Directions: The entries below are to be copied exactly, with every picture left out.

Data shown:
==*==

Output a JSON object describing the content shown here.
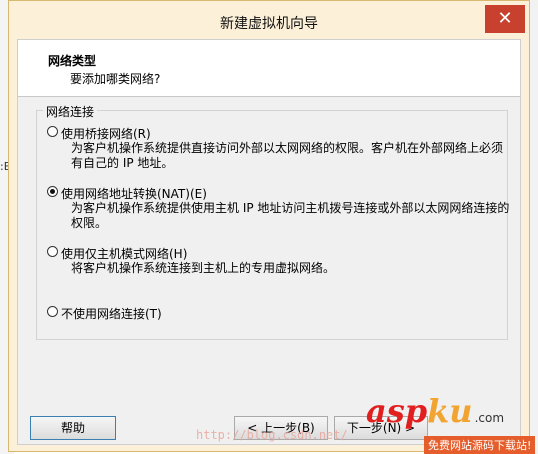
{
  "background": {
    "left_text": ":E"
  },
  "window": {
    "title": "新建虚拟机向导",
    "close_glyph": "✕",
    "colors": {
      "frame": "#fcf0d8",
      "close": "#c8412f",
      "client": "#f0f0f0"
    }
  },
  "header": {
    "title": "网络类型",
    "subtitle": "要添加哪类网络?"
  },
  "group": {
    "label": "网络连接",
    "options": [
      {
        "label": "使用桥接网络(R)",
        "checked": false,
        "desc": "为客户机操作系统提供直接访问外部以太网网络的权限。客户机在外部网络上必须有自己的 IP 地址。"
      },
      {
        "label": "使用网络地址转换(NAT)(E)",
        "checked": true,
        "desc": "为客户机操作系统提供使用主机 IP 地址访问主机拨号连接或外部以太网网络连接的权限。"
      },
      {
        "label": "使用仅主机模式网络(H)",
        "checked": false,
        "desc": "将客户机操作系统连接到主机上的专用虚拟网络。"
      },
      {
        "label": "不使用网络连接(T)",
        "checked": false,
        "desc": ""
      }
    ]
  },
  "footer": {
    "help": "帮助",
    "back": "< 上一步(B)",
    "next": "下一步(N) >"
  },
  "watermark": {
    "url": "http://blog.csdn.net/",
    "logo_asp": "asp",
    "logo_ku": "ku",
    "logo_com": ".com",
    "tagline": "免费网站源码下载站!"
  }
}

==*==

Written solution:
Output a JSON object describing the content shown here.
{
  "background": {
    "left_text": ":E"
  },
  "window": {
    "title": "新建虚拟机向导",
    "close_glyph": "✕",
    "colors": {
      "frame": "#fcf0d8",
      "close": "#c8412f",
      "client": "#f0f0f0"
    }
  },
  "header": {
    "title": "网络类型",
    "subtitle": "要添加哪类网络?"
  },
  "group": {
    "label": "网络连接",
    "options": [
      {
        "label": "使用桥接网络(R)",
        "checked": false,
        "desc": "为客户机操作系统提供直接访问外部以太网网络的权限。客户机在外部网络上必须有自己的 IP 地址。"
      },
      {
        "label": "使用网络地址转换(NAT)(E)",
        "checked": true,
        "desc": "为客户机操作系统提供使用主机 IP 地址访问主机拨号连接或外部以太网网络连接的权限。"
      },
      {
        "label": "使用仅主机模式网络(H)",
        "checked": false,
        "desc": "将客户机操作系统连接到主机上的专用虚拟网络。"
      },
      {
        "label": "不使用网络连接(T)",
        "checked": false,
        "desc": ""
      }
    ]
  },
  "footer": {
    "help": "帮助",
    "back": "< 上一步(B)",
    "next": "下一步(N) >"
  },
  "watermark": {
    "url": "http://blog.csdn.net/",
    "logo_asp": "asp",
    "logo_ku": "ku",
    "logo_com": ".com",
    "tagline": "免费网站源码下载站!"
  }
}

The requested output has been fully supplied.